## Requirement
Please return every line below that contains the string "icon".

## Listed entries
"""

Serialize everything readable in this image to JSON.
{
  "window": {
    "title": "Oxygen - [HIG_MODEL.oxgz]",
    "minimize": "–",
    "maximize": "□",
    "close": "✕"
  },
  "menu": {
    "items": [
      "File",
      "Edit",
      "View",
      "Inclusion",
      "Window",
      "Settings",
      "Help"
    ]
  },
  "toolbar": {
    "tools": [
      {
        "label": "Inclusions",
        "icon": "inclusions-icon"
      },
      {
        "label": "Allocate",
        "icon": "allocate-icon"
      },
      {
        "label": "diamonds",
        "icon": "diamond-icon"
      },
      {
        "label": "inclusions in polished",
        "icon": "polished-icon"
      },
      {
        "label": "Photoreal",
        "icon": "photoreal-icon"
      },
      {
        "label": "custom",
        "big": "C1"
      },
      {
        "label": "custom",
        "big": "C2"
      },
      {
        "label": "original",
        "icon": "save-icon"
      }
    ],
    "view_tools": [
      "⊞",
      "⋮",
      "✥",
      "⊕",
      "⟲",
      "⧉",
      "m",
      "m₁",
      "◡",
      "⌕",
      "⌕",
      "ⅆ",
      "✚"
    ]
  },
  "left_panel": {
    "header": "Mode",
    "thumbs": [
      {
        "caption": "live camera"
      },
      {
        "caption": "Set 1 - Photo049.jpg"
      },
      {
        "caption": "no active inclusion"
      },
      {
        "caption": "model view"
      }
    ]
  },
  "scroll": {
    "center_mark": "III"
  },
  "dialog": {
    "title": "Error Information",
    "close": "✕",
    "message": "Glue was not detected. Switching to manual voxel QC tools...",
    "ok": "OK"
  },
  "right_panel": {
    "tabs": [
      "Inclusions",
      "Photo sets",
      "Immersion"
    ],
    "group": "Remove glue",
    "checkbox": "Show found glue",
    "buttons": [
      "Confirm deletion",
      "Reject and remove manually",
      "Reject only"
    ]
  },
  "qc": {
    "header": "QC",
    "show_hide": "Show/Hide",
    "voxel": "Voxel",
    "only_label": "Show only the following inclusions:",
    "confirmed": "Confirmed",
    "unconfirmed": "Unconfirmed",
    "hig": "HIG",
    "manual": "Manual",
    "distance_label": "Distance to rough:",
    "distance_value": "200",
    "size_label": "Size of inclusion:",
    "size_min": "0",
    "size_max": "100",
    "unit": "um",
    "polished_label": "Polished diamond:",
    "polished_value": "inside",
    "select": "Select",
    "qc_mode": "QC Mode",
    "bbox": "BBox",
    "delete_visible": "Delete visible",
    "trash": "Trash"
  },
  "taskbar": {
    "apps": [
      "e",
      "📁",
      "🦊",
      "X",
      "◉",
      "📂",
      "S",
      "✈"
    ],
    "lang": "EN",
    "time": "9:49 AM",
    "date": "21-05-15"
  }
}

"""
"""

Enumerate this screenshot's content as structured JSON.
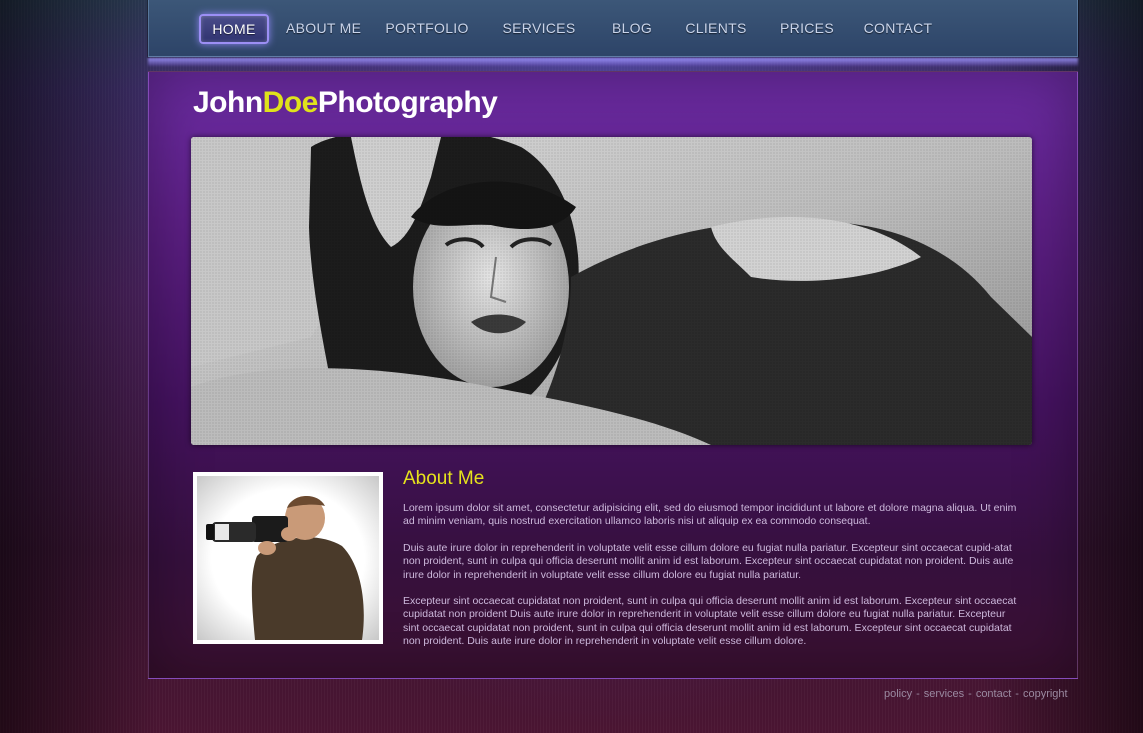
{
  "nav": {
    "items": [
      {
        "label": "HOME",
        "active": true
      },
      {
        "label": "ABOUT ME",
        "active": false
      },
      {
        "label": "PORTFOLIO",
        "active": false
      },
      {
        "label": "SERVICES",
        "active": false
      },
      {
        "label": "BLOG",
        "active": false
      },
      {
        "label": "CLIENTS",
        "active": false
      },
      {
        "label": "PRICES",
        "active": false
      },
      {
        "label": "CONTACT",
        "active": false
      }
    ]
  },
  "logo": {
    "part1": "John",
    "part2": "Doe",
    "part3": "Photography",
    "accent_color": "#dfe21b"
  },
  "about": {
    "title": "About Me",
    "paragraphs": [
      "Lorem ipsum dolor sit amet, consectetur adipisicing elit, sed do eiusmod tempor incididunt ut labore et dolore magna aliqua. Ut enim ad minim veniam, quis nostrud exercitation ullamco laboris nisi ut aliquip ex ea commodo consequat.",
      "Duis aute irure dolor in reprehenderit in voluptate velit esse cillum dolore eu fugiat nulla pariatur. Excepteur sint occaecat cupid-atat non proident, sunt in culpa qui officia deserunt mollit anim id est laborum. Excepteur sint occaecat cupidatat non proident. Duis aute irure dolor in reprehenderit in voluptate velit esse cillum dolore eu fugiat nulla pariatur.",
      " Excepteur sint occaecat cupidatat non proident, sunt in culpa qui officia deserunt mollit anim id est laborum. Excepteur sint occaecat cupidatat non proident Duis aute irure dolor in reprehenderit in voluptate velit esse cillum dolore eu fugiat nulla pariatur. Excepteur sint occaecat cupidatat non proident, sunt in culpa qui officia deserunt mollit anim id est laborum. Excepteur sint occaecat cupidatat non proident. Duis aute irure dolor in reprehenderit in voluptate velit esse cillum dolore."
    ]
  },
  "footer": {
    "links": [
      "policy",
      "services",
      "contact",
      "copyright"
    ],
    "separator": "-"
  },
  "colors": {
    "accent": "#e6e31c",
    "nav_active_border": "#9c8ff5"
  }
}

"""

## Exercise output
        "icon": "inclusions-icon"
        "icon": "allocate-icon"
        "icon": "diamond-icon"
        "icon": "polished-icon"
        "icon": "photoreal-icon"
        "icon": "save-icon"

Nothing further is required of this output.